4.) Vastly Improving Loyalty Programs

With so much fragmentation in how marketers reach consumers, the one-size-fits-all approach generally yields minimal results. Marketers are leveraging data analytics tools to create custom segments that allow them to create highly personalized loyalty programs. Qantas Airlines gives their flight attendants access to customer profiles that show customer data such as food allergies, seat preferences, travel history and any relevant customer profile notes. They also use customer data for highly curated marketing emails and send out over 150,000 versions of their e-newsletter. Having this type of personalization evokes a certain sense of loyalty to a brand which keeps them coming back for more.

5.) Offering Customers What They Want — When They Want It

With customers volunteering such depth into their personal preferences through platforms such as mobile apps, website history and social media, this type of data allows marketers to use predictive analytics to anticipate customer needs. Asics, the world’s biggest sports equipment and apparel company, gathered first-party data (using Umbel Activators) to better understand their audience preferences – length of workouts and apparel preferences. Based on the in-app behavior, they were able to use Umbel to create a digital genome of the app users including their demographics and interests. This gave Asics a comprehensive view of their app users and allowed the company to offer customized content and merchandise suggestions.
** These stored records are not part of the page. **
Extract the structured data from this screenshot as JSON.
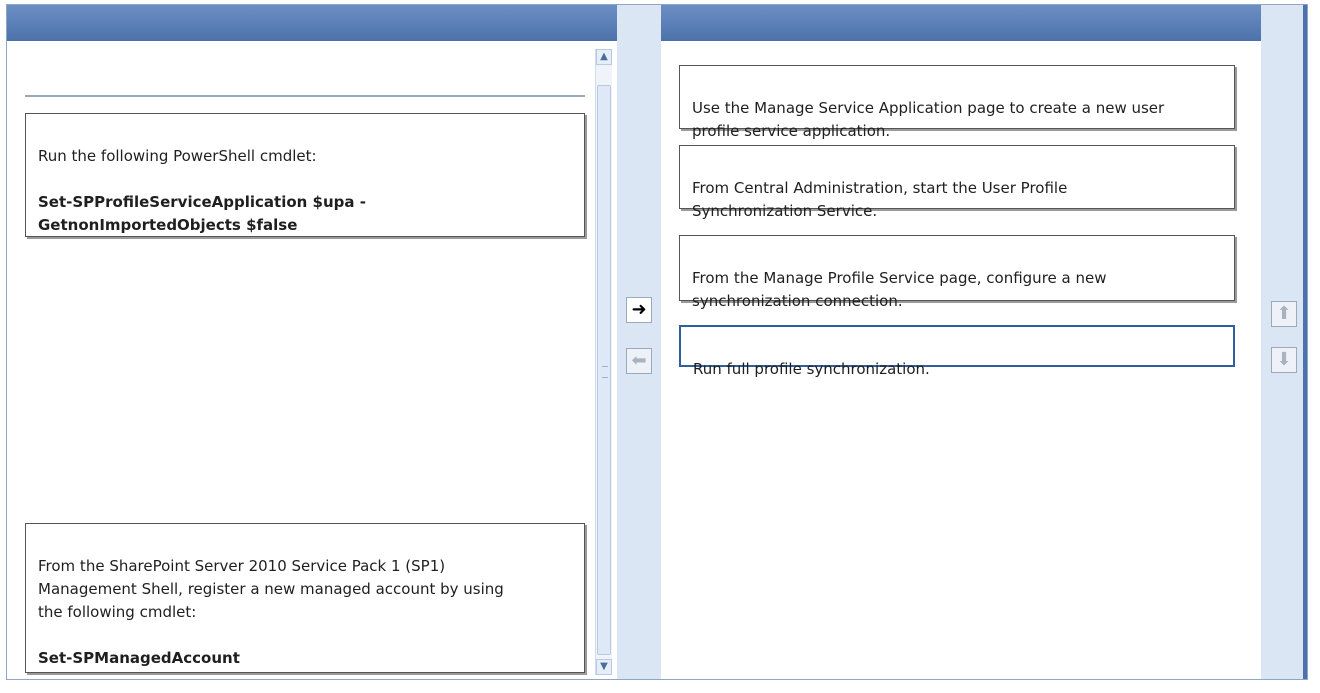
{
  "left_panel": {
    "items": [
      {
        "text": "",
        "cmd": ""
      },
      {
        "text": "Run the following PowerShell cmdlet:",
        "cmd": "Set-SPProfileServiceApplication $upa -\nGetnonImportedObjects $false"
      },
      {
        "text": "From the SharePoint Server 2010 Service Pack 1 (SP1)\nManagement Shell, register a new managed account by using\nthe following cmdlet:",
        "cmd": "Set-SPManagedAccount"
      }
    ]
  },
  "right_panel": {
    "items": [
      {
        "text": "Use the Manage Service Application page to create a new user\nprofile service application."
      },
      {
        "text": "From Central Administration, start the User Profile\nSynchronization Service."
      },
      {
        "text": "From the Manage Profile Service page, configure a new\nsynchronization connection."
      },
      {
        "text": "Run full profile synchronization."
      }
    ]
  },
  "controls": {
    "move_right_icon": "➜",
    "move_left_icon": "⬅",
    "move_up_icon": "⬆",
    "move_down_icon": "⬇",
    "scroll_up_icon": "▲",
    "scroll_down_icon": "▼"
  },
  "colors": {
    "header": "#5b80b8",
    "gutter": "#dbe6f4",
    "selected_border": "#2f5f9e"
  }
}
This also allowed them to model their existing user base to target new followers. As a result, they were able to use this data to drive thousands of new downloads at an average cost per app install of $1.68 (around half of the industry average) and their ads targeting news MY ASICS users had a 35% conversion rate. 

With marketers being able to offer clear insight into where their marketing dollars are being spent, how deeply customers are engaging and proving both influence and ROI, data-driven marketing is a big win for both the CMO and the entire company.